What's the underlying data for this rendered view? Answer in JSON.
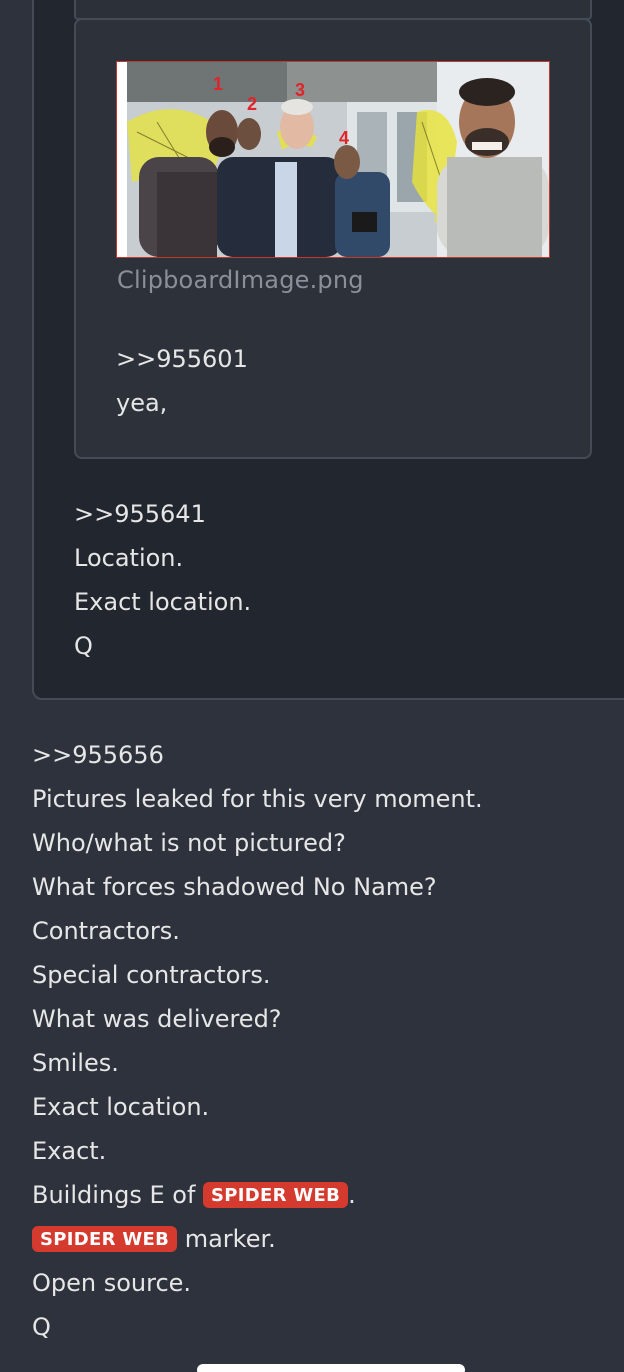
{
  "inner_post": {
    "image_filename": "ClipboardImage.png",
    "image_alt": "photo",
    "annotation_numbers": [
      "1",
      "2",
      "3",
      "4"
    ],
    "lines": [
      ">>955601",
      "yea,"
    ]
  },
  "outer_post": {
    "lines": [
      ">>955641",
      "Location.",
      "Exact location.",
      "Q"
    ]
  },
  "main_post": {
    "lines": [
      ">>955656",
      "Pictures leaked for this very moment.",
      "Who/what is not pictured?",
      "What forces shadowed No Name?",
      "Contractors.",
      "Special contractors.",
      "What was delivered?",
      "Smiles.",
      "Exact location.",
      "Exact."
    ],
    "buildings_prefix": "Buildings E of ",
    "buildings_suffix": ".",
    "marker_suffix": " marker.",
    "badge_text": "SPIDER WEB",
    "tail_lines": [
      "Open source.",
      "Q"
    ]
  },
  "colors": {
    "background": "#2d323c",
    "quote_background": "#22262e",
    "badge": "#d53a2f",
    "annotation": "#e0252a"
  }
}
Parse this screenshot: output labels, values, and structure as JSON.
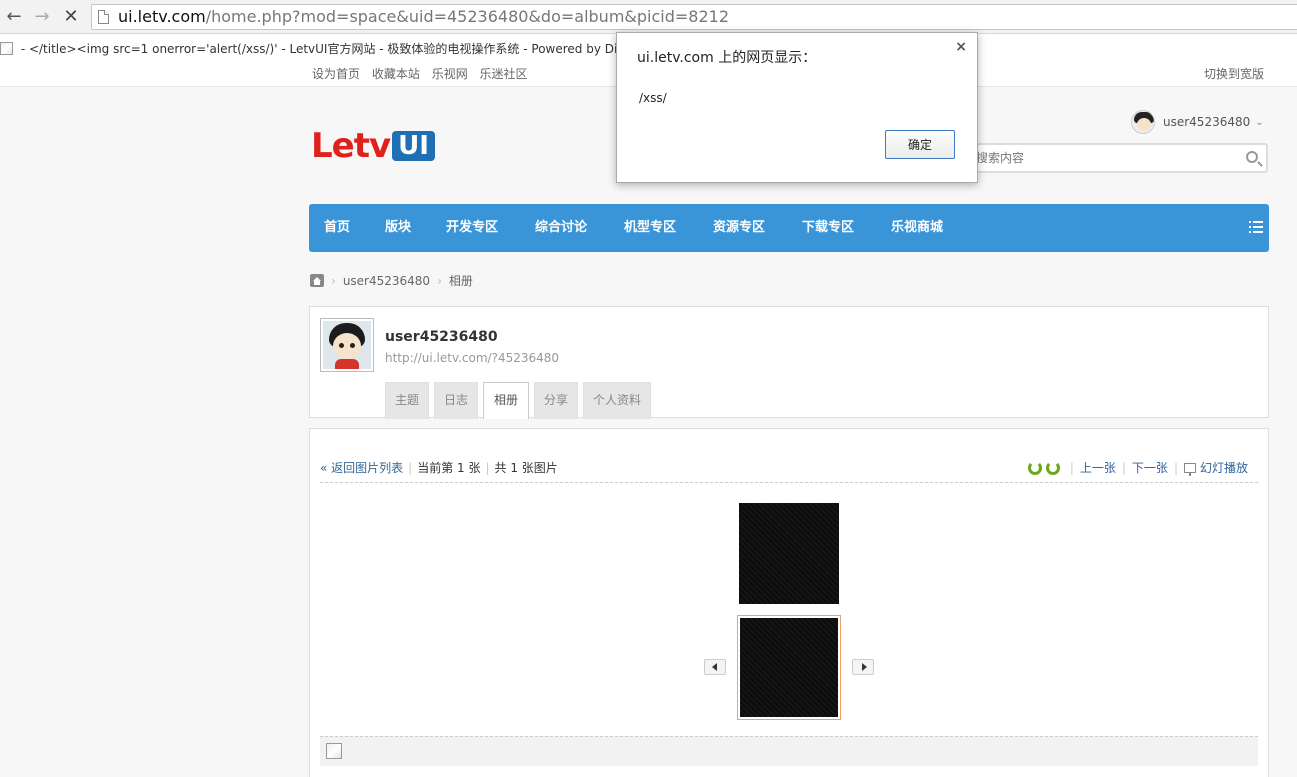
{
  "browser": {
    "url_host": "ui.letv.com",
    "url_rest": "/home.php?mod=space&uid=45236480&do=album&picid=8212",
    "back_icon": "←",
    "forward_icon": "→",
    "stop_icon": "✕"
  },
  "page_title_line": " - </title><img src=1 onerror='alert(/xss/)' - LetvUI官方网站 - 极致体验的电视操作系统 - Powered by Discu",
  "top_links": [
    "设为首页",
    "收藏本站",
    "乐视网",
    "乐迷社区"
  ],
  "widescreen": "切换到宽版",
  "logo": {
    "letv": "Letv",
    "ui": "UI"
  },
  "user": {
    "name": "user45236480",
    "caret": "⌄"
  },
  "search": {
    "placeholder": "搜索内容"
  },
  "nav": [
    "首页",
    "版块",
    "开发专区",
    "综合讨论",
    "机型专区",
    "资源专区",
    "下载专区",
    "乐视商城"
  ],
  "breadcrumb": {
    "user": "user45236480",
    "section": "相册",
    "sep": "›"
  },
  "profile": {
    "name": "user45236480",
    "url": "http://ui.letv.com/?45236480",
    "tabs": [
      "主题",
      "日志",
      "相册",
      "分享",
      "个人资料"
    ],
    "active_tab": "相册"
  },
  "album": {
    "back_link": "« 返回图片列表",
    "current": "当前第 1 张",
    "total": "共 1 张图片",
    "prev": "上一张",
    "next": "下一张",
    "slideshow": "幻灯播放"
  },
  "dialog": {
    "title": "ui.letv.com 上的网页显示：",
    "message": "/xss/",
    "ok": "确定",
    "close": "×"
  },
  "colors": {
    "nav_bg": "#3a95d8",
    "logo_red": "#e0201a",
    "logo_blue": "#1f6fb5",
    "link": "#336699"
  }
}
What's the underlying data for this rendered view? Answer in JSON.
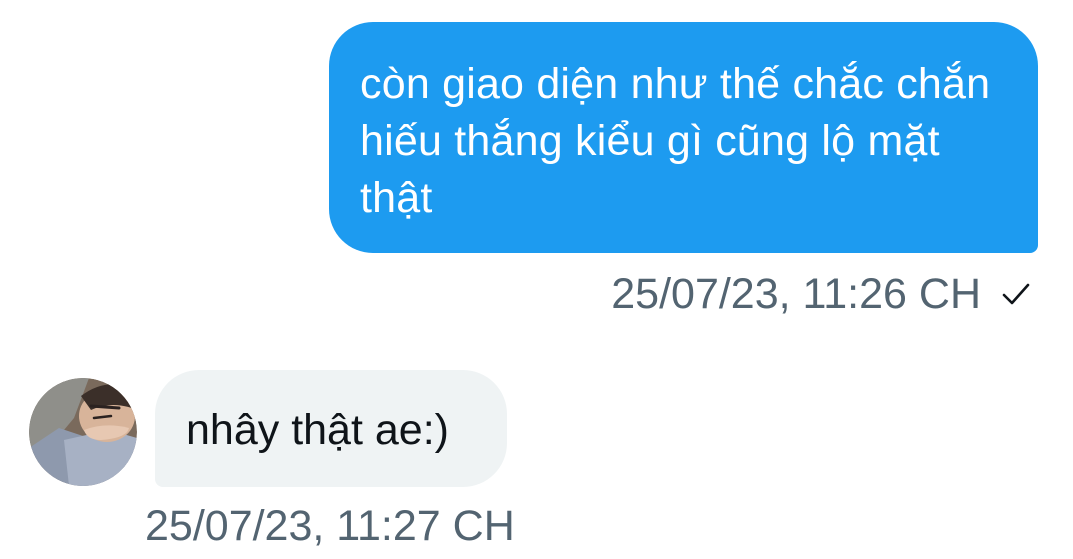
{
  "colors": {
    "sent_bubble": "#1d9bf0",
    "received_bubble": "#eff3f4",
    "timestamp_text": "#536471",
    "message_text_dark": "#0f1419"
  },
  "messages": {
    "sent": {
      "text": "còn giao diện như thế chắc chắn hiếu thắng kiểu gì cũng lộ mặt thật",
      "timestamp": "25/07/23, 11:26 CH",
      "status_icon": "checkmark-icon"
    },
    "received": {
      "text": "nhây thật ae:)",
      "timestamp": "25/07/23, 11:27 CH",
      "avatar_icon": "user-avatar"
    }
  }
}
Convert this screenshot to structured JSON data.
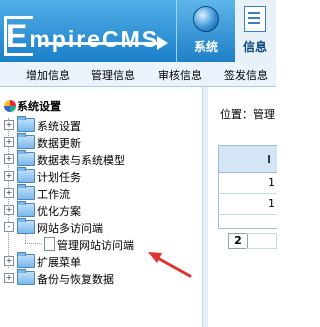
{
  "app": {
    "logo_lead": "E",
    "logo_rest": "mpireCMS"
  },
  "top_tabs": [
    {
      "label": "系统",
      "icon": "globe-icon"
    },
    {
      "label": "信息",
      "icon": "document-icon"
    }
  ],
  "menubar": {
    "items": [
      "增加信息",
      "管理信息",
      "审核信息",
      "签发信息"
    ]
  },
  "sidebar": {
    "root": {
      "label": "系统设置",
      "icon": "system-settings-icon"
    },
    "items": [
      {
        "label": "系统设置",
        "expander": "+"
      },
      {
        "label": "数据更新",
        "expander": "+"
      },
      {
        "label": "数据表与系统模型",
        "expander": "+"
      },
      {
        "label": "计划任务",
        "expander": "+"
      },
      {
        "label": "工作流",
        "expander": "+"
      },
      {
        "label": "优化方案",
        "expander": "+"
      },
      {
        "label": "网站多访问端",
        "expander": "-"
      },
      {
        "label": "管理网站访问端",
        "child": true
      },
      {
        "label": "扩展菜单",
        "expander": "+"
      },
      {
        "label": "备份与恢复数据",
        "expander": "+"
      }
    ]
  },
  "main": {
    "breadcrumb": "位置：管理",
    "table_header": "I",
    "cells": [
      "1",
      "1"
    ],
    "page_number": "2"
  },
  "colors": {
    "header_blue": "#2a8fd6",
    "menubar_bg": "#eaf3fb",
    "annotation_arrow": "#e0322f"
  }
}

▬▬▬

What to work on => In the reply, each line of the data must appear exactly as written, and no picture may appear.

Solved exercise =>
What's the underlying data for this rendered view? Answer in JSON.
{
  "inner_post": {
    "image_filename": "ClipboardImage.png",
    "image_alt": "photo",
    "annotation_numbers": [
      "1",
      "2",
      "3",
      "4"
    ],
    "lines": [
      ">>955601",
      "yea,"
    ]
  },
  "outer_post": {
    "lines": [
      ">>955641",
      "Location.",
      "Exact location.",
      "Q"
    ]
  },
  "main_post": {
    "lines": [
      ">>955656",
      "Pictures leaked for this very moment.",
      "Who/what is not pictured?",
      "What forces shadowed No Name?",
      "Contractors.",
      "Special contractors.",
      "What was delivered?",
      "Smiles.",
      "Exact location.",
      "Exact."
    ],
    "buildings_prefix": "Buildings E of ",
    "buildings_suffix": ".",
    "marker_suffix": " marker.",
    "badge_text": "SPIDER WEB",
    "tail_lines": [
      "Open source.",
      "Q"
    ]
  },
  "colors": {
    "background": "#2d323c",
    "quote_background": "#22262e",
    "badge": "#d53a2f",
    "annotation": "#e0252a"
  }
}
Parse this screenshot: output labels, values, and structure as JSON.
{
  "browser": {
    "url_host": "ui.letv.com",
    "url_rest": "/home.php?mod=space&uid=45236480&do=album&picid=8212",
    "back_icon": "←",
    "forward_icon": "→",
    "stop_icon": "✕"
  },
  "page_title_line": " - </title><img src=1 onerror='alert(/xss/)' - LetvUI官方网站 - 极致体验的电视操作系统 - Powered by Discu",
  "top_links": [
    "设为首页",
    "收藏本站",
    "乐视网",
    "乐迷社区"
  ],
  "widescreen": "切换到宽版",
  "logo": {
    "letv": "Letv",
    "ui": "UI"
  },
  "user": {
    "name": "user45236480",
    "caret": "⌄"
  },
  "search": {
    "placeholder": "搜索内容"
  },
  "nav": [
    "首页",
    "版块",
    "开发专区",
    "综合讨论",
    "机型专区",
    "资源专区",
    "下载专区",
    "乐视商城"
  ],
  "breadcrumb": {
    "user": "user45236480",
    "section": "相册",
    "sep": "›"
  },
  "profile": {
    "name": "user45236480",
    "url": "http://ui.letv.com/?45236480",
    "tabs": [
      "主题",
      "日志",
      "相册",
      "分享",
      "个人资料"
    ],
    "active_tab": "相册"
  },
  "album": {
    "back_link": "« 返回图片列表",
    "current": "当前第 1 张",
    "total": "共 1 张图片",
    "prev": "上一张",
    "next": "下一张",
    "slideshow": "幻灯播放"
  },
  "dialog": {
    "title": "ui.letv.com 上的网页显示：",
    "message": "/xss/",
    "ok": "确定",
    "close": "×"
  },
  "colors": {
    "nav_bg": "#3a95d8",
    "logo_red": "#e0201a",
    "logo_blue": "#1f6fb5",
    "link": "#336699"
  }
}
What's the underlying data for this rendered view? Answer in JSON.
{
  "colors": {
    "sent_bubble": "#1d9bf0",
    "received_bubble": "#eff3f4",
    "timestamp_text": "#536471",
    "message_text_dark": "#0f1419"
  },
  "messages": {
    "sent": {
      "text": "còn giao diện như thế chắc chắn hiếu thắng kiểu gì cũng lộ mặt thật",
      "timestamp": "25/07/23, 11:26 CH",
      "status_icon": "checkmark-icon"
    },
    "received": {
      "text": "nhây thật ae:)",
      "timestamp": "25/07/23, 11:27 CH",
      "avatar_icon": "user-avatar"
    }
  }
}
Convert this screenshot to structured JSON data.
{
  "app": {
    "logo_lead": "E",
    "logo_rest": "mpireCMS"
  },
  "top_tabs": [
    {
      "label": "系统",
      "icon": "globe-icon"
    },
    {
      "label": "信息",
      "icon": "document-icon"
    }
  ],
  "menubar": {
    "items": [
      "增加信息",
      "管理信息",
      "审核信息",
      "签发信息"
    ]
  },
  "sidebar": {
    "root": {
      "label": "系统设置",
      "icon": "system-settings-icon"
    },
    "items": [
      {
        "label": "系统设置",
        "expander": "+"
      },
      {
        "label": "数据更新",
        "expander": "+"
      },
      {
        "label": "数据表与系统模型",
        "expander": "+"
      },
      {
        "label": "计划任务",
        "expander": "+"
      },
      {
        "label": "工作流",
        "expander": "+"
      },
      {
        "label": "优化方案",
        "expander": "+"
      },
      {
        "label": "网站多访问端",
        "expander": "-"
      },
      {
        "label": "管理网站访问端",
        "child": true
      },
      {
        "label": "扩展菜单",
        "expander": "+"
      },
      {
        "label": "备份与恢复数据",
        "expander": "+"
      }
    ]
  },
  "main": {
    "breadcrumb": "位置：管理",
    "table_header": "I",
    "cells": [
      "1",
      "1"
    ],
    "page_number": "2"
  },
  "colors": {
    "header_blue": "#2a8fd6",
    "menubar_bg": "#eaf3fb",
    "annotation_arrow": "#e0322f"
  }
}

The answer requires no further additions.